── Data extracts
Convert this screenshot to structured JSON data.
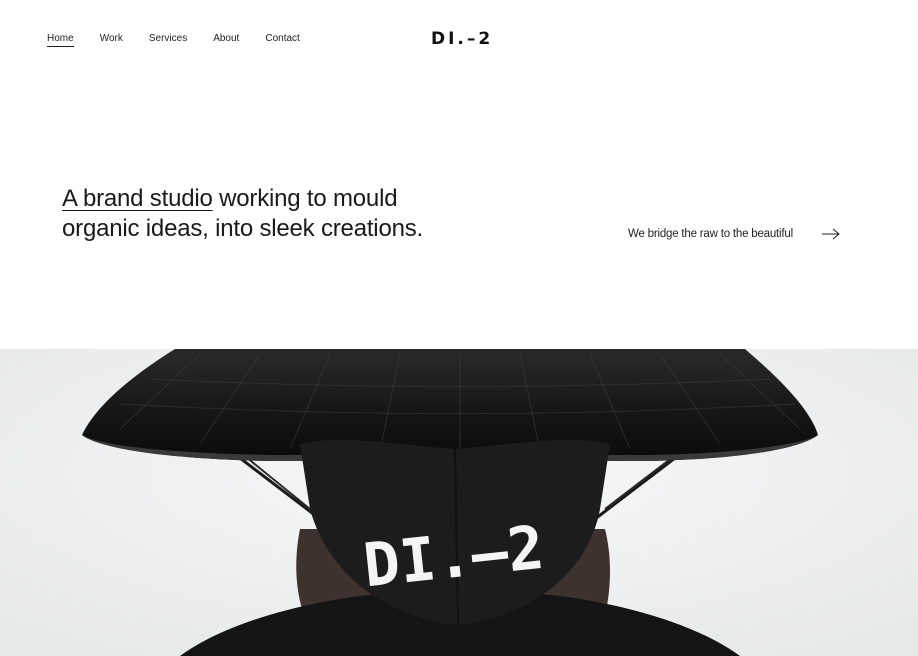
{
  "nav": {
    "items": [
      {
        "label": "Home",
        "active": true
      },
      {
        "label": "Work",
        "active": false
      },
      {
        "label": "Services",
        "active": false
      },
      {
        "label": "About",
        "active": false
      },
      {
        "label": "Contact",
        "active": false
      }
    ]
  },
  "logo": {
    "text": "DI.–2"
  },
  "hero": {
    "highlight": "A brand studio",
    "rest_line1": " working to mould",
    "line2": "organic ideas, into sleek creations."
  },
  "tagline": {
    "text": "We bridge the raw to the beautiful",
    "icon": "arrow-right-icon"
  },
  "photo": {
    "mask_text": "DI.–2",
    "colors": {
      "background": "#eef0f1",
      "hat": "#1b1b1b",
      "mask": "#1c1c1c",
      "skin": "#6b4a3a",
      "print": "#f4f4f4"
    }
  }
}
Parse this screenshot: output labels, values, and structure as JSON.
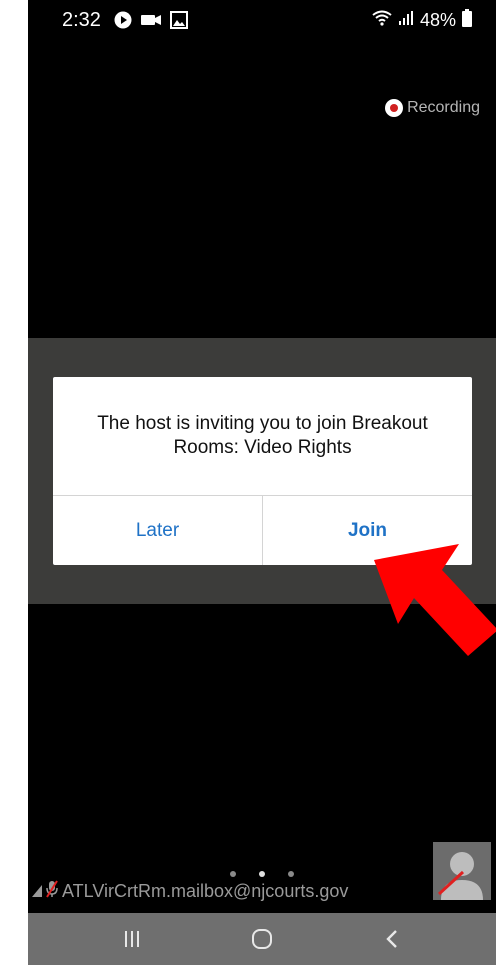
{
  "status_bar": {
    "time": "2:32",
    "icons": [
      "media-play-icon",
      "video-camera-icon",
      "gallery-icon"
    ],
    "right_icons": [
      "wifi-icon",
      "signal-icon"
    ],
    "battery": "48%"
  },
  "recording": {
    "label": "Recording"
  },
  "dialog": {
    "message": "The host is inviting you to join Breakout Rooms: Video Rights",
    "later_label": "Later",
    "join_label": "Join"
  },
  "participant": {
    "name": "ATLVirCrtRm.mailbox@njcourts.gov"
  },
  "pager": {
    "count": 3,
    "active": 1
  },
  "navigation": {
    "buttons": [
      "recent-apps-icon",
      "home-icon",
      "back-icon"
    ]
  },
  "colors": {
    "accent": "#1f72c6",
    "arrow": "#ff0000",
    "recording_dot": "#d02020",
    "background": "#000000"
  }
}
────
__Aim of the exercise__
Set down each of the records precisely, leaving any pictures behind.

__Written solution__
Convert this screenshot to structured JSON data.
{
  "nav": {
    "items": [
      {
        "label": "Home",
        "active": true
      },
      {
        "label": "Work",
        "active": false
      },
      {
        "label": "Services",
        "active": false
      },
      {
        "label": "About",
        "active": false
      },
      {
        "label": "Contact",
        "active": false
      }
    ]
  },
  "logo": {
    "text": "DI.–2"
  },
  "hero": {
    "highlight": "A brand studio",
    "rest_line1": " working to mould",
    "line2": "organic ideas, into sleek creations."
  },
  "tagline": {
    "text": "We bridge the raw to the beautiful",
    "icon": "arrow-right-icon"
  },
  "photo": {
    "mask_text": "DI.–2",
    "colors": {
      "background": "#eef0f1",
      "hat": "#1b1b1b",
      "mask": "#1c1c1c",
      "skin": "#6b4a3a",
      "print": "#f4f4f4"
    }
  }
}
Parse this screenshot: output labels, values, and structure as JSON.
{
  "status_bar": {
    "time": "2:32",
    "icons": [
      "media-play-icon",
      "video-camera-icon",
      "gallery-icon"
    ],
    "right_icons": [
      "wifi-icon",
      "signal-icon"
    ],
    "battery": "48%"
  },
  "recording": {
    "label": "Recording"
  },
  "dialog": {
    "message": "The host is inviting you to join Breakout Rooms: Video Rights",
    "later_label": "Later",
    "join_label": "Join"
  },
  "participant": {
    "name": "ATLVirCrtRm.mailbox@njcourts.gov"
  },
  "pager": {
    "count": 3,
    "active": 1
  },
  "navigation": {
    "buttons": [
      "recent-apps-icon",
      "home-icon",
      "back-icon"
    ]
  },
  "colors": {
    "accent": "#1f72c6",
    "arrow": "#ff0000",
    "recording_dot": "#d02020",
    "background": "#000000"
  }
}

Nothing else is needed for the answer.